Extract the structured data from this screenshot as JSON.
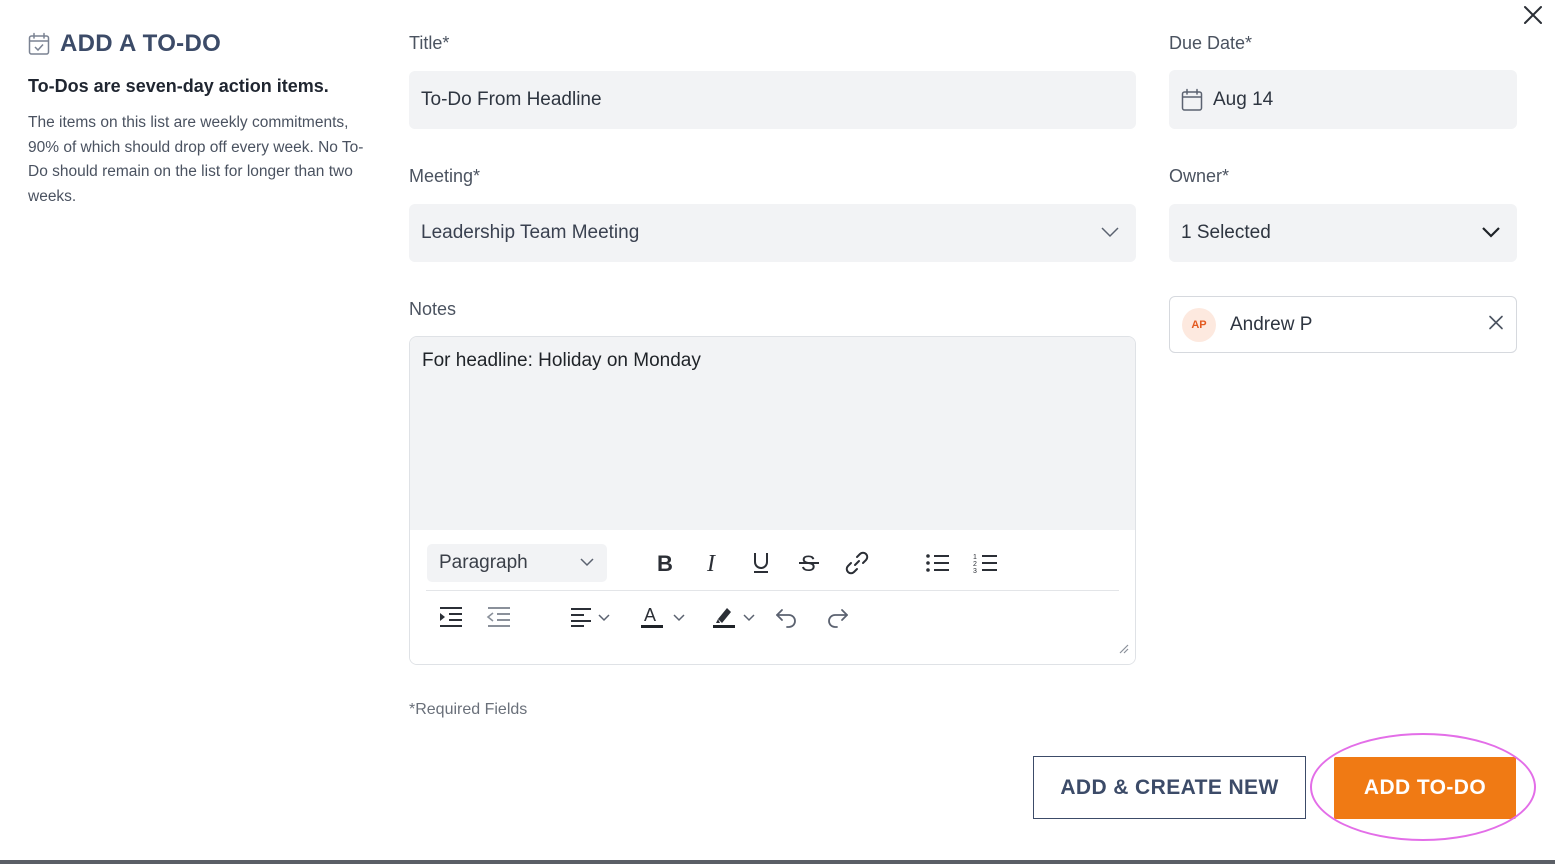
{
  "modal": {
    "title": "ADD A TO-DO",
    "subtitle": "To-Dos are seven-day action items.",
    "description": "The items on this list are weekly commitments, 90% of which should drop off every week. No To-Do should remain on the list for longer than two weeks."
  },
  "form": {
    "title_label": "Title*",
    "title_value": "To-Do From Headline",
    "due_label": "Due Date*",
    "due_value": "Aug 14",
    "meeting_label": "Meeting*",
    "meeting_value": "Leadership Team Meeting",
    "owner_label": "Owner*",
    "owner_value": "1 Selected",
    "notes_label": "Notes",
    "notes_value": "For headline: Holiday on Monday",
    "paragraph_style": "Paragraph",
    "required_note": "*Required Fields"
  },
  "owner_chip": {
    "initials": "AP",
    "name": "Andrew P"
  },
  "buttons": {
    "add_create_new": "ADD & CREATE NEW",
    "add_todo": "ADD TO-DO"
  },
  "colors": {
    "accent": "#f07a14",
    "heading": "#3c4b68",
    "highlight": "#e36ee8"
  }
}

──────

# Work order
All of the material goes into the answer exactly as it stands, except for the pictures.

# Task answer
Extract the structured data from this screenshot as JSON.
{
  "modal": {
    "title": "ADD A TO-DO",
    "subtitle": "To-Dos are seven-day action items.",
    "description": "The items on this list are weekly commitments, 90% of which should drop off every week. No To-Do should remain on the list for longer than two weeks."
  },
  "form": {
    "title_label": "Title*",
    "title_value": "To-Do From Headline",
    "due_label": "Due Date*",
    "due_value": "Aug 14",
    "meeting_label": "Meeting*",
    "meeting_value": "Leadership Team Meeting",
    "owner_label": "Owner*",
    "owner_value": "1 Selected",
    "notes_label": "Notes",
    "notes_value": "For headline: Holiday on Monday",
    "paragraph_style": "Paragraph",
    "required_note": "*Required Fields"
  },
  "owner_chip": {
    "initials": "AP",
    "name": "Andrew P"
  },
  "buttons": {
    "add_create_new": "ADD & CREATE NEW",
    "add_todo": "ADD TO-DO"
  },
  "colors": {
    "accent": "#f07a14",
    "heading": "#3c4b68",
    "highlight": "#e36ee8"
  }
}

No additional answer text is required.